Tossing and turning all night.
I sprang out of bed to the crow of the first Cock. It was still pitch black. The breeze blew calmly as though wanting to wipe out the memories of last night, and the night before and so many nights before that. A sad smile broke on my face. At least I was now awake and somehow in control of my fate.
I grooped gently and quietly. My hands in search for the kerosene lamp in the dark. It got knocked over but was swiftly caught mid-air. Thank heavens for cat-like reflexes, which helped avoid it clattering on the floor. I could feel the sweat break out of my pores, my heart was racing, my head was pounding.
Everything was seemingly a nightmare.
My hands shook uncontrollably as I lit the old lamp. The sudden brightness blinded me for a split second so I laid back on the floor and allowed the cold tiles suit my tormented body, my bruised body, my injured soul.
I rolled over, wiping off beads of sweat from my forehead, I wasn’t sure which was more disturbing, my pounding head or my burning temperature.
Tears rolled down my cheeks, hot, painful tears. I was definitely losing it, I could feel it all sipping out of me…. Everything was fading away and the room was slowly becoming a haze. This must be the transition they say. Right? This must be it.
I heard the Cock crow again. This time, loudly.

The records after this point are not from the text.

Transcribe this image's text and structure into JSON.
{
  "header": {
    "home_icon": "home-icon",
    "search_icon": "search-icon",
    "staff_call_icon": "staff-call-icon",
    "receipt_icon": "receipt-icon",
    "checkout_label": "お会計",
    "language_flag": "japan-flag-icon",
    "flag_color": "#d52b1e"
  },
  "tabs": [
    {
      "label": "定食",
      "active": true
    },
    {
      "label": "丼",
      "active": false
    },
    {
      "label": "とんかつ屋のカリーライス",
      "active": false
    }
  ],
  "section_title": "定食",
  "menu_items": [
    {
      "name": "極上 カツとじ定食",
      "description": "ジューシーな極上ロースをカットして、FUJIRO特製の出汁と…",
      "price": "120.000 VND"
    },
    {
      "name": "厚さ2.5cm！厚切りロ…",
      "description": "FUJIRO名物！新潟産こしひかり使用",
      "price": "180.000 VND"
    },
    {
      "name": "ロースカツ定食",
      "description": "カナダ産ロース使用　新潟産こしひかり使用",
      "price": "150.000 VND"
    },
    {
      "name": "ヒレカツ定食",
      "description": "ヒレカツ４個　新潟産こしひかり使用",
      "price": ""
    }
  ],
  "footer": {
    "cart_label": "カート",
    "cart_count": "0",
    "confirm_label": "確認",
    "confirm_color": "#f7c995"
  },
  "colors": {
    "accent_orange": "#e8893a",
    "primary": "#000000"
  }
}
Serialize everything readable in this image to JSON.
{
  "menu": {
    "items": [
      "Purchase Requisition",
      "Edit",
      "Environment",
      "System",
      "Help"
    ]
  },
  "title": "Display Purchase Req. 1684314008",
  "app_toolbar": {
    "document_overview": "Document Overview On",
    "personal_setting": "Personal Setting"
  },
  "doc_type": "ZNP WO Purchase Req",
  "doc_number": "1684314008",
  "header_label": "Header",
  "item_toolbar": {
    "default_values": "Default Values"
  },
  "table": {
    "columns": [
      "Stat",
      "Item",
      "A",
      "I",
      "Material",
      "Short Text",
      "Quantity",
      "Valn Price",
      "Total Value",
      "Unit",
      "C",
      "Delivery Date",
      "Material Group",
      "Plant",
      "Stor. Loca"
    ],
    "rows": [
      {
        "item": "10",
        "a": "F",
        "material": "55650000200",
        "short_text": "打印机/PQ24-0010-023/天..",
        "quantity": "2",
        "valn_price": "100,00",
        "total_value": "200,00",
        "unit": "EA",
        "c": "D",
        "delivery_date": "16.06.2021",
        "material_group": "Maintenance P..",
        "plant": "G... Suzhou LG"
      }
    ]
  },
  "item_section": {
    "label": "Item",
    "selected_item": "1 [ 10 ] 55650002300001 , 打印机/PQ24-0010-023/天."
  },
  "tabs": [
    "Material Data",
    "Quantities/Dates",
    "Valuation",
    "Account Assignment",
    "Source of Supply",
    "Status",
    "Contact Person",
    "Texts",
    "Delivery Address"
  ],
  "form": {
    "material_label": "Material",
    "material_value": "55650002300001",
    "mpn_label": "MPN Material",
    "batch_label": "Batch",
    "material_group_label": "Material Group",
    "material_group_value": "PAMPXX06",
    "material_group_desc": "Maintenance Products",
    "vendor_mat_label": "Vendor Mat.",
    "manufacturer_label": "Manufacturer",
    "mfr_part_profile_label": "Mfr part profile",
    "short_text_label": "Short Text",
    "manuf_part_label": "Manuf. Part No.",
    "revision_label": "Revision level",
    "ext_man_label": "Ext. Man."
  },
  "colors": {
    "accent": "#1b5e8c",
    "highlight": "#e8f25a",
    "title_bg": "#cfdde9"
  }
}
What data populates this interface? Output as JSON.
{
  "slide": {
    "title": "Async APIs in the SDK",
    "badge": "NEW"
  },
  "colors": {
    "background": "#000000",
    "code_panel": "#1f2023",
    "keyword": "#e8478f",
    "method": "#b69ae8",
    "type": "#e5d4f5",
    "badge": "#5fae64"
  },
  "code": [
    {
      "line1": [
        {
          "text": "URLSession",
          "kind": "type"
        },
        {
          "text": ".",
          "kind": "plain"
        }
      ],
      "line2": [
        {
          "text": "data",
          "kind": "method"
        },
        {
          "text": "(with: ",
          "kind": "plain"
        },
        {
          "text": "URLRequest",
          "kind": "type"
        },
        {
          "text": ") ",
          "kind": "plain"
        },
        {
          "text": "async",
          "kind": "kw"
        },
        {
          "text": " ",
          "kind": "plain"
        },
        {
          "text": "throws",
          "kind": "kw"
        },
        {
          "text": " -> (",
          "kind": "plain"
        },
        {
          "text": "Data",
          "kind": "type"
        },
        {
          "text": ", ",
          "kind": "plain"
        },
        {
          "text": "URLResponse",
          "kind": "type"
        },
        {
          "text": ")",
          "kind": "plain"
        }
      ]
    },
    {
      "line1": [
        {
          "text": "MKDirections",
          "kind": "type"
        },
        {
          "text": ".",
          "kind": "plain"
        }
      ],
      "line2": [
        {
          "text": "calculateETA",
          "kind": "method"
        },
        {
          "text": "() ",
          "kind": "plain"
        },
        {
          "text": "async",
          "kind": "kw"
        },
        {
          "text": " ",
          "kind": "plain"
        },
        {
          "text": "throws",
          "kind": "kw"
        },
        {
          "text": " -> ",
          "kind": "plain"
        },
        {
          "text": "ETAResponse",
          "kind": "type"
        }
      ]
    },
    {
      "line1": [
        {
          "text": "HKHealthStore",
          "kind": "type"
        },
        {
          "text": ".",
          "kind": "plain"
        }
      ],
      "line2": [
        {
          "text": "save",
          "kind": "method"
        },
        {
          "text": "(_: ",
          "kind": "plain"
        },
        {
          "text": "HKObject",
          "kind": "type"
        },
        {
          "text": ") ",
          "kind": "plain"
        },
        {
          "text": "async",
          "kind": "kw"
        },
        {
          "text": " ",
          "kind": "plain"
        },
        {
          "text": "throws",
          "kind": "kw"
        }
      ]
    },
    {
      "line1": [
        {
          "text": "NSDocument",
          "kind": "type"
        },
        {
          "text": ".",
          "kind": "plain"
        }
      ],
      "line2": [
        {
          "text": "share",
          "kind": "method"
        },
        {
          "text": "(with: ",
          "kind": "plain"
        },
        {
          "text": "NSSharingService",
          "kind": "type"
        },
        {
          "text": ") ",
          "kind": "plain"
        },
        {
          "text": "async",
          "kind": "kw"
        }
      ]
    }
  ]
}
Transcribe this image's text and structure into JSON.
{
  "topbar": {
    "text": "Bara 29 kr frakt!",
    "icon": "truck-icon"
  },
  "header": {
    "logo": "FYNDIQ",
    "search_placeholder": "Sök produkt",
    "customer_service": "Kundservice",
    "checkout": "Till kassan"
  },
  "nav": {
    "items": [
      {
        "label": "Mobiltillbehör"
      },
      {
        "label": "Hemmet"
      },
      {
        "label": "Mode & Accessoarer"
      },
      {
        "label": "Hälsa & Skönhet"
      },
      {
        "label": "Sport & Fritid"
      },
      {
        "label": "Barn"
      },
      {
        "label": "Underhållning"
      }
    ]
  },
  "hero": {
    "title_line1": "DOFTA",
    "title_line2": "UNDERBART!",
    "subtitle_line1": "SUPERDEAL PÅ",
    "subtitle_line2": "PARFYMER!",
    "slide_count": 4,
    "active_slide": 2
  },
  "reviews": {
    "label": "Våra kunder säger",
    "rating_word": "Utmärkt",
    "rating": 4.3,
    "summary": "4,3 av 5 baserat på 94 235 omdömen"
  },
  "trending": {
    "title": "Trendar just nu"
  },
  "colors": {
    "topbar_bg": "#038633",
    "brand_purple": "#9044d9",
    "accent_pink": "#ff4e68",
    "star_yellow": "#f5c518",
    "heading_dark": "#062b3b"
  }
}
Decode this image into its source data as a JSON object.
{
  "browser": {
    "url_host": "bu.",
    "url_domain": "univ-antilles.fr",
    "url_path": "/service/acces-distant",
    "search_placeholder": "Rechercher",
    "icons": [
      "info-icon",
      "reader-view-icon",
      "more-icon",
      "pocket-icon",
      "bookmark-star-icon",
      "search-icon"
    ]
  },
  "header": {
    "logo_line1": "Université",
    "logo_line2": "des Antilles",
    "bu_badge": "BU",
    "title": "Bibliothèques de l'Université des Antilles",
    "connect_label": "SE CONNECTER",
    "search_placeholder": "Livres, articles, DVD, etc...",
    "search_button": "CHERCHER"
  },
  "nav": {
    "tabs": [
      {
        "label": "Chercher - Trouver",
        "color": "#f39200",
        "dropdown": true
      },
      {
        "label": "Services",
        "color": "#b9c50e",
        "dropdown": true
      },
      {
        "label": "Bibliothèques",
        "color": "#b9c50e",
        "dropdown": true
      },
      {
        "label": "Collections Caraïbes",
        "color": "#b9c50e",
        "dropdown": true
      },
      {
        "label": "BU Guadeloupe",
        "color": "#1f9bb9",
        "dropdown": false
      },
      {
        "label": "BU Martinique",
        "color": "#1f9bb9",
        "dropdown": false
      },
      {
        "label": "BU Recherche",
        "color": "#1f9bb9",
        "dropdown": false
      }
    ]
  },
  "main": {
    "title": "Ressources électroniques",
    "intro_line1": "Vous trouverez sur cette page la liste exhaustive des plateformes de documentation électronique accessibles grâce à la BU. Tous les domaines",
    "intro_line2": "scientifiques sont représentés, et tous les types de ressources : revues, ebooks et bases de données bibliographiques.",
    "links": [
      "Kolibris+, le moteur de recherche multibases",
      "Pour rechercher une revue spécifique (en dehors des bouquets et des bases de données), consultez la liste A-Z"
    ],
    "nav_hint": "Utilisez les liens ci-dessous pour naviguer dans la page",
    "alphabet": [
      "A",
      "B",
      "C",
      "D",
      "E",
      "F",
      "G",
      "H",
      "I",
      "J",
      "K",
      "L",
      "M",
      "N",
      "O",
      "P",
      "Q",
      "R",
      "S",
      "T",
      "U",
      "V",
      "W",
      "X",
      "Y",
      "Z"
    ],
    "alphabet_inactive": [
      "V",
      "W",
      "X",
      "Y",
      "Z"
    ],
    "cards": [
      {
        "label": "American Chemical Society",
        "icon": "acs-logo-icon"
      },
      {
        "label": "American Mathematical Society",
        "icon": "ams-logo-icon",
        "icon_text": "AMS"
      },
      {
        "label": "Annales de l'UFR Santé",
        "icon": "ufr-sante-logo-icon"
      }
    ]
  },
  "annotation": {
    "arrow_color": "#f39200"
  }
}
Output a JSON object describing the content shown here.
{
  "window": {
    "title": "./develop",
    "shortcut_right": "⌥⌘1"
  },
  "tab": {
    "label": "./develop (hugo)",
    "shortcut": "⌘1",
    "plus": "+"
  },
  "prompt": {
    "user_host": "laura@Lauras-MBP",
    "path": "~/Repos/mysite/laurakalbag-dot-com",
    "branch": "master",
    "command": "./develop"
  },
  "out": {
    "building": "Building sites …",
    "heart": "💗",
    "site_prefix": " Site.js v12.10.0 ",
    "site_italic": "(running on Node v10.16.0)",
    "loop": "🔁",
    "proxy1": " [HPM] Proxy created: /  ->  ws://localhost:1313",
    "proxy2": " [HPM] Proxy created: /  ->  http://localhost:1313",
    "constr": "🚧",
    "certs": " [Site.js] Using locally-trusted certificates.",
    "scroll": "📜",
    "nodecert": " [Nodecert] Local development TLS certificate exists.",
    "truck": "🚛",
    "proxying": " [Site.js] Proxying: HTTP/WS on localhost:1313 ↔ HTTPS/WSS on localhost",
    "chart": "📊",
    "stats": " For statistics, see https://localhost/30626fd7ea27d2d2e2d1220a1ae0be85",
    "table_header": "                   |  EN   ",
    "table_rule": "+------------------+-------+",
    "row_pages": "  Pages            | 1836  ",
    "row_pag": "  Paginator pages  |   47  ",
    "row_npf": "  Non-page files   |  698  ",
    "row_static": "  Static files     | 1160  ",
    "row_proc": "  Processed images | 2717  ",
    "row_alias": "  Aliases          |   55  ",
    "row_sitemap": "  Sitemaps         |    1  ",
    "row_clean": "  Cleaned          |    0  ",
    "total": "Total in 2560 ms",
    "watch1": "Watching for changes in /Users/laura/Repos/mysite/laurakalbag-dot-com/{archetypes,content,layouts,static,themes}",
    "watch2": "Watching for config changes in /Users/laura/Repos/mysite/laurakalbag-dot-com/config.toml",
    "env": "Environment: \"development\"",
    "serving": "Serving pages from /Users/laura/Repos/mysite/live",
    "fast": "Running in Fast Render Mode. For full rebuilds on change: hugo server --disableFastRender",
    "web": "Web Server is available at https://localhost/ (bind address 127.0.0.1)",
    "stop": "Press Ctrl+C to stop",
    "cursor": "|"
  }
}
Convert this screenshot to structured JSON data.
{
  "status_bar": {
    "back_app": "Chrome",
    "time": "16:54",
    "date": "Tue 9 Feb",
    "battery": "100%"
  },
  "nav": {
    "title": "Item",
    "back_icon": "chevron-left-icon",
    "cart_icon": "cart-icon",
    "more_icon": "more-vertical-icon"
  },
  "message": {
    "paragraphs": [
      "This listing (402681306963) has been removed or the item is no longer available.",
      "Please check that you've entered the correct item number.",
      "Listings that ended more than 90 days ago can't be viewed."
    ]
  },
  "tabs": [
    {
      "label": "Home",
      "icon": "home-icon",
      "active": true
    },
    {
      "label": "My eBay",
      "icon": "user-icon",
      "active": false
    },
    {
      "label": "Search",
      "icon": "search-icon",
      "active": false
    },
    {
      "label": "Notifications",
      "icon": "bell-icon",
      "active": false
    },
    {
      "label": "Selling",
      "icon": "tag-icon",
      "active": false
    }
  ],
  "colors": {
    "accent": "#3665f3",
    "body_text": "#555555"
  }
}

Louder than any I’ve ever heard
I was jolted back. My transition was halted.
How rude! Oh how rude!
It must be 5:15 again.
I needed some kind of motivation, if not this illness would claim the little funds I was hoping to get. Give hours and at least I’d get something with which to feed a family expectant of a blissful Christmas holiday. Well...
I check my phone and there it was. A quote by American Lawyer and Politician, Frank A. Clark. It says, “If you can find a path with no obstacles, it probably does not leads anywhere”.
I have to overcome this obstacle, because 25th of December depends on it.
No, wait! I need the restroom again.